Southern Oregon Grand Tour: Ashland

Racing in a bowl: Hellyer Park Velodrome

In the mid-1990s, way before the lure of bike magazine publishing called us, we promoted a series of track races on Friday nights at the Hellyer Park Velodrome in San José, California. The weekly series drew racers from all corners of Northern California for those really competitive races. They also drew spectators who mostly were friends and family members of the racers. People came out with their picnic dinners to watch enthusiastic racing for a couple of hours every Friday.

Although that was a long time ago, the Hellyer Park Velodrome has survived and thrived and each week, the association that runs it in partnership with the County of Santa Clara, offers programs for novice and experienced racers, opportunities for complete newbies to learn how to ride track, and racing on Wednesday and Friday nights. The mission of the Northern California Velodrome Association is to make training and racing opportunities affordable for cyclists, families, and the local community.

The group receives minimal funding from its activities, which are used for the upkeep, maintenance and improvement of the velodrome.

Women racers at Hellyer Park Velodrome

Wednesday night racing

We thought we’d take a short trek to Hellyer County Park and check in with the velodrome racing.

After an hour or so of warmups in which the evening’s competitors rode several laps around the track, the juniors were the first field of the competition. Racing is divided into categories. Wednesday’s categories were Juniors (boys and one girl), Cat 5 Men, Women, Cat 3-4 Men, then the Cat 1-2-3 Men, the most experienced group of racers.

Like all the track races that night, the competitors started at the top of the track, holding onto the railing. As the race official gives the start signal, they glide down toward the bottom of the track in a slow roll-out before the group picks up speed and slings itself around the second turn. All the categories started with scratch races. These events are a mass start and the objective for the racer is to be the first over the finish line after a designated number of laps.

You and the Devil race

One of my favorite races to watch is the Miss and Out, otherwise known as an “elimination” race or the Devil Takes the Hindmost.
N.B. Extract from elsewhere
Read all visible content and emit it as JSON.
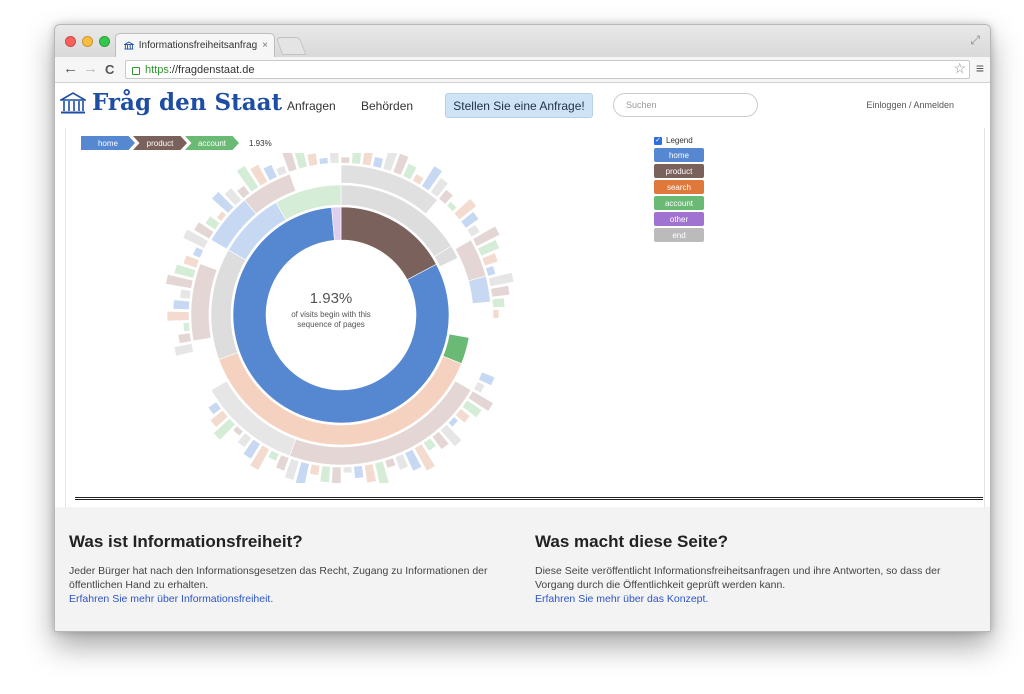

The length of the race is determined by the number of the riders in the race. After a designated number of laps (on Wednesday night, it was three), on the next lap, the last rider in the bunch to cross the start/finish line is pulled from the track. The race ends when the last two racers sprint to the finish. It’s a kind of high-speed musical chairs.
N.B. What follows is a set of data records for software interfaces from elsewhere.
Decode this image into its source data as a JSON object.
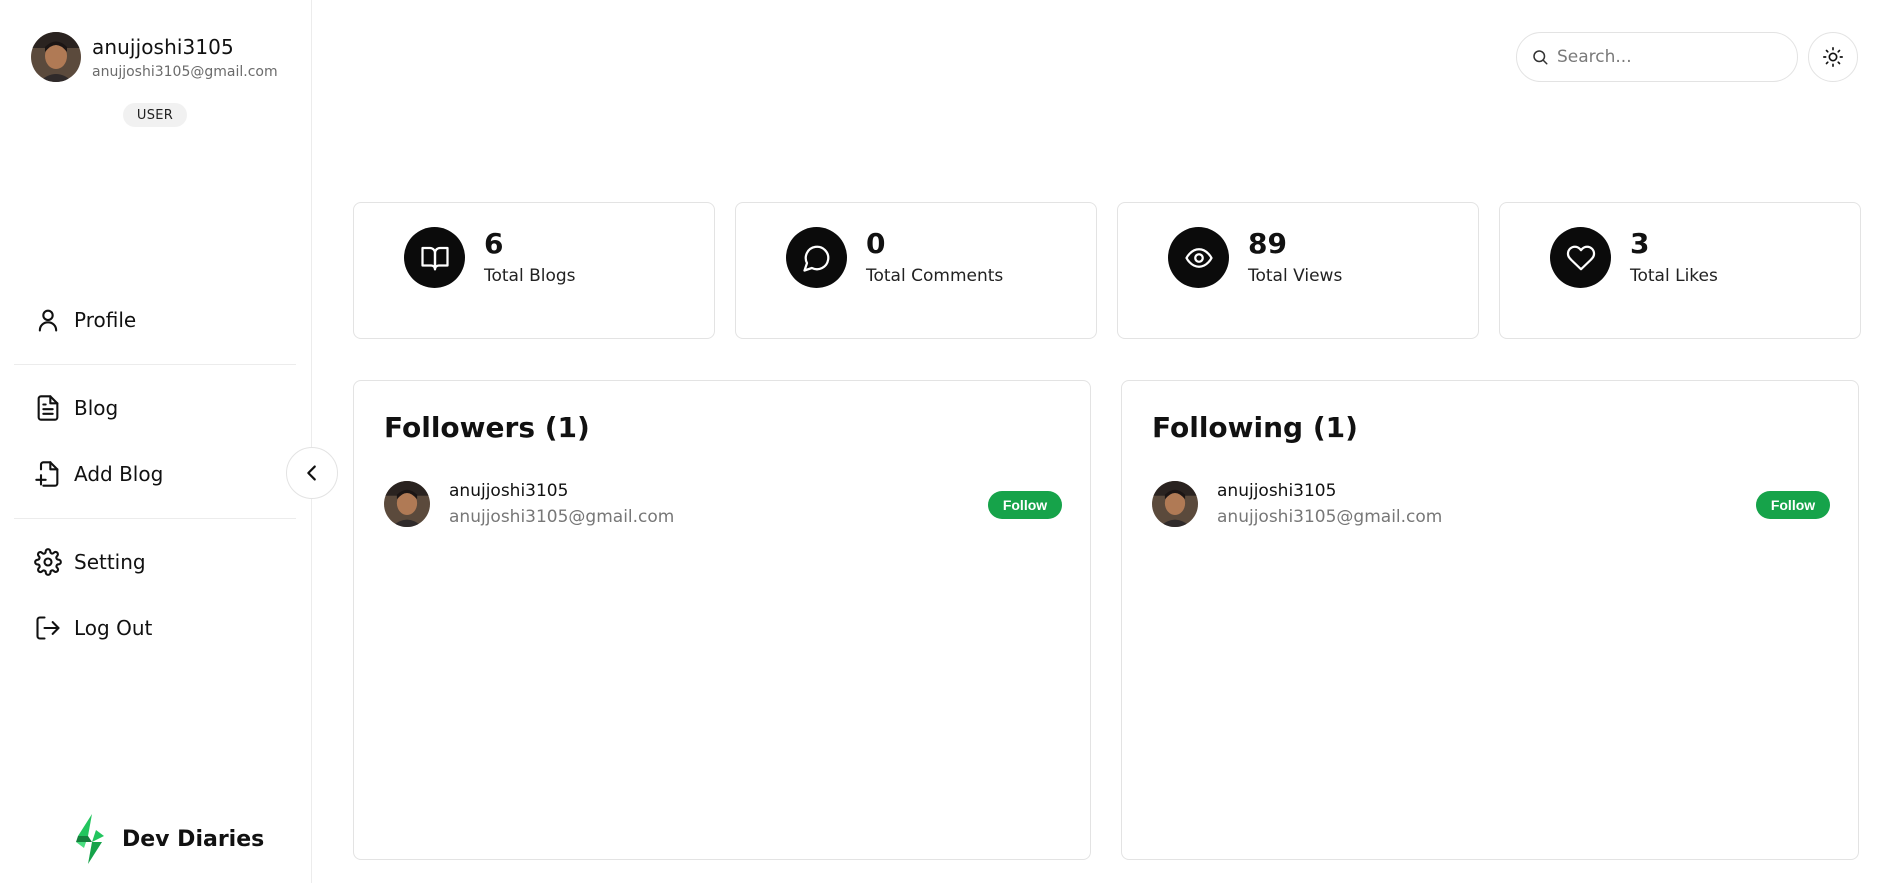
{
  "user": {
    "name": "anujjoshi3105",
    "email": "anujjoshi3105@gmail.com",
    "role": "USER"
  },
  "nav": {
    "profile": "Profile",
    "blog": "Blog",
    "add_blog": "Add Blog",
    "setting": "Setting",
    "logout": "Log Out"
  },
  "brand": {
    "name": "Dev Diaries",
    "accent": "#22c55e"
  },
  "search": {
    "placeholder": "Search..."
  },
  "stats": [
    {
      "value": "6",
      "label": "Total Blogs",
      "icon": "book-open-icon"
    },
    {
      "value": "0",
      "label": "Total Comments",
      "icon": "message-circle-icon"
    },
    {
      "value": "89",
      "label": "Total Views",
      "icon": "eye-icon"
    },
    {
      "value": "3",
      "label": "Total Likes",
      "icon": "heart-icon"
    }
  ],
  "followers": {
    "title": "Followers (1)",
    "items": [
      {
        "name": "anujjoshi3105",
        "email": "anujjoshi3105@gmail.com",
        "action": "Follow"
      }
    ]
  },
  "following": {
    "title": "Following (1)",
    "items": [
      {
        "name": "anujjoshi3105",
        "email": "anujjoshi3105@gmail.com",
        "action": "Follow"
      }
    ]
  },
  "colors": {
    "follow_button": "#16a34a",
    "stat_icon_bg": "#0b0b0b",
    "border": "#e3e3e3"
  }
}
The Devil comes into play at the back of the pack. Generally, the back of the pack is a bad place to be, but the last racers in the pack only have cross the line before the last racer in the group. This also means the last racers have to do a lot of sprinting. Wednesday night’s racing saw a lot of jostling and a little elbow throwing by a few of the competitors.

Wednesday practice -- Hellyer Park Velodrome
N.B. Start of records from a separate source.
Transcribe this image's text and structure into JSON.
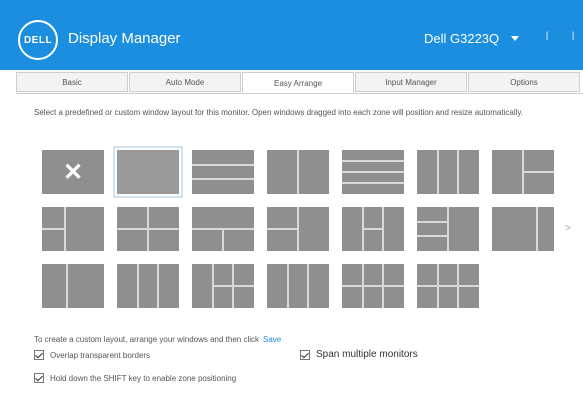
{
  "app": {
    "title": "Display Manager",
    "logo_text": "DELL",
    "monitor": "Dell G3223Q",
    "accent_color": "#1c8ee0"
  },
  "tabs": [
    {
      "label": "Basic",
      "active": false
    },
    {
      "label": "Auto Mode",
      "active": false
    },
    {
      "label": "Easy Arrange",
      "active": true
    },
    {
      "label": "Input Manager",
      "active": false
    },
    {
      "label": "Options",
      "active": false
    }
  ],
  "description": "Select a predefined or custom window layout for this monitor. Open windows dragged into each zone will position and resize automatically.",
  "layouts": {
    "selected_index": 1,
    "more_indicator": ">"
  },
  "footer": {
    "hint": "To create a custom layout, arrange your windows and then click",
    "save_link": "Save",
    "options": [
      {
        "label": "Overlap transparent borders",
        "checked": true
      },
      {
        "label": "Span multiple monitors",
        "checked": true
      },
      {
        "label": "Hold down the SHIFT key to enable zone positioning",
        "checked": true
      }
    ]
  }
}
Why watch?

Why come out to Hellyer Park Velodrome?

For spectators: Great opportunity for watching exciting race action: The racers ride around a bowl right in front of you. You can see all the action.

For families: As the weather gets warmer, the days longer, they are perfect to take a picnic dinner in the stands and watch the racing.

For the racers: Crowds of people to cheer you on as you sprint for all you’re worth to cross the finish line first.

For the spectators: A chance to learn about the racing they will be watching at the Rio Olympics this summer, without the travel worries!

For the families: A chance to get to know the racers. Who knows? There might be a budding Olympic gold medalist in the bunch!

For the racers: The social fun of racing in a supportive environment.

For everyone: The opportunity to support a grassroots nonprofit, the Northern California Velodrome Association. This small organization runs the races and educational programs. It also maintains the rental track bikes for anyone who wants to learn how to ride on the track. They run clinics and mentor the racers. In short, the association does it all for love, not money. Check it out at















Feed You can follow this conversation by subscribing to the comment feed for this post.

The comments to this entry are closed.